Robertson was one of the most prolific users of the Edinburgh University Library. Between 1763 and his death, he borrowed more than 3500 volumes.[11] The limit on borrowing was officially twenty-five volumes for professors, but their borrowing registers show that not only was this not enforced, Edinburgh’s professors, including Robertson, kept books out on loan for years at a time.

Centre for Research Collections, Edinburgh University Library, MS Da.2.2, ff. 4-5. First page of Principal Robertson’s borrowing

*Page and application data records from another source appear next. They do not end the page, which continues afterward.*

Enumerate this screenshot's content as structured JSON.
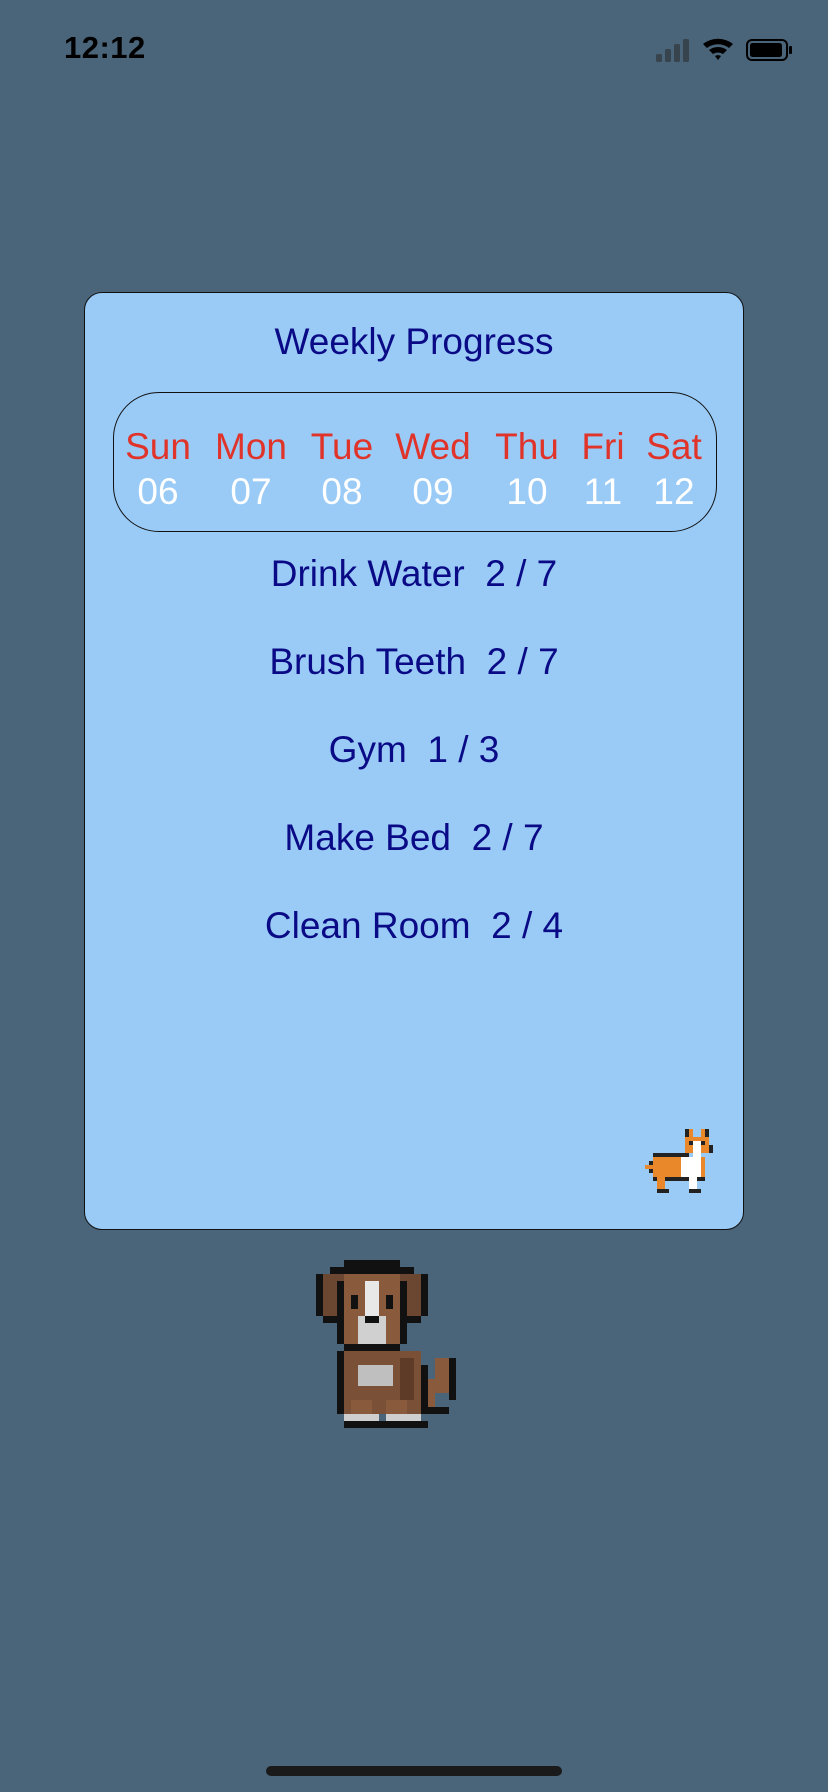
{
  "status_bar": {
    "time": "12:12"
  },
  "card": {
    "title": "Weekly Progress",
    "days": [
      {
        "name": "Sun",
        "num": "06"
      },
      {
        "name": "Mon",
        "num": "07"
      },
      {
        "name": "Tue",
        "num": "08"
      },
      {
        "name": "Wed",
        "num": "09"
      },
      {
        "name": "Thu",
        "num": "10"
      },
      {
        "name": "Fri",
        "num": "11"
      },
      {
        "name": "Sat",
        "num": "12"
      }
    ],
    "habits": [
      {
        "label": "Drink Water  2 / 7"
      },
      {
        "label": "Brush Teeth  2 / 7"
      },
      {
        "label": "Gym  1 / 3"
      },
      {
        "label": "Make Bed  2 / 7"
      },
      {
        "label": "Clean Room  2 / 4"
      }
    ]
  },
  "colors": {
    "background": "#4a6479",
    "card": "#99cbf6",
    "title_text": "#0a0a86",
    "day_name": "#e0332a",
    "day_number": "#ffffff"
  },
  "icons": {
    "cellular": "cellular-signal-icon",
    "wifi": "wifi-icon",
    "battery": "battery-icon",
    "corgi": "corgi-pet-icon",
    "puppy": "puppy-pet-image"
  }
}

Robertson died on 11 June 1793 at his Edinburgh home and was buried in the Robertson family plot in Old Greyfriars kirkyard. He left his books, along with treasured items to his family including, ‘…my gold snuff box set with diamonds a present form the Empress of Russia which I wish the person who shall succeed to me by virtue of this Disposition to preserve in his or her family as a memorial of me, and to transmit it to his or her heirs with the same Injunction Item my picture printed by Sir Joshua Reynolds. Item my gold Watch and seals and all my books papers and manuscripts Item my silver bread basket and writing stand’.[12]

portrait of Principal William Robertson of the University of Edinburgh
Rev. William Robertson, 1721 – 1793. Historian. Principal of Edinburgh University.
Joshua Reynolds, 1772.
Scottish National Portrait Gallery, PG 1393

[1] William Robertson, The History of America, vol. 2 (1777), p. 31.

[2] Richard B. Sher, The Enlightenment and the Book: Scottish authors & their publishers in eighteenth-century Britian, Ireland, and America (Chicago: Chicago UP, 2007), p. 214.

[3] Unless otherwise stated, Robertson’s biographical information is from Jeffrey R. Smitten, ‘Robertson, William (1721-1793)’, in Oxford Dictionary of National Biography (23 Sept. 2004; rev. 3 Jan. 2008) https://doi.org.10.1093/ref:odnb/23818 <accessed 11 Sept. 2021>

[4] For a discussion of the moderates, their ideas and their influence, see Thomas Ahnert, The Moral Culture of the Scottish Enlightenment, 1690-1805 (New Haven and London: Yale UP, 2014), pp. 66-93.

[5] In 1773, Dr Johnson’s tour of Scotland included a visit to Holyrood Palace. James Boswell ‘…was much entertained while Principal Robertson fluently harangued to Dr Johnson upon the spot concerning scenes of his celebrated History of Scotland’. The day also included visits to the Advocates Library and the University of Edinburgh library in Robertson’s company. Boswell’s Edinburgh Journals, 1767-1786, ed. Hugh M. Milne (Edinburgh: John Donald, 2013), p. 105-107. During her visit to Scotland in 1766, Elizabeth Montagu’s impressions of the sights of Edinburgh were enhanced by her reading of History of Scotland. She also met Robertson and heard him preach. See ‘Seeking the Sublime: Elizabeth Montagu in Scotland’.

[6] Robert D. Anderson, Michael Lynch, and Nicholas Phillipson, The University of Edinburgh: An Illustrated History (Edinburgh: EUP, 2008), pp. 78-79.

[7] C.  P. Finlayson and S. M. Simpson, ‘The history of the library, 1710-1837’, in Edinburgh University Library, 1580-1980 (Edinburgh: Edinburgh University Library, 1982), p. 63.

[8] Anderson, Lynch, and Phillipson, University of Edinburgh, p.79.

[9] Ibid., pp. 81-82.

[10] Finlayson and Simpson, ‘History of the library’, p. 58. At time of writing, transcriptions have been completed for Edinburgh’s student receipt books from Jan. 1769 to Jan. 1777.

[11] Finlayson and Simpson, ‘History of the library’, p. 58.

[12] ‘Testament of Dr William Robertson’, National Records of Scotland, CC8/8/133, available at https://www.nrscotland.gov.uk/research/learning/hall-of-fame/hall-of-fame-a-z/robertson-william <accessed 16 Sept. 2021>.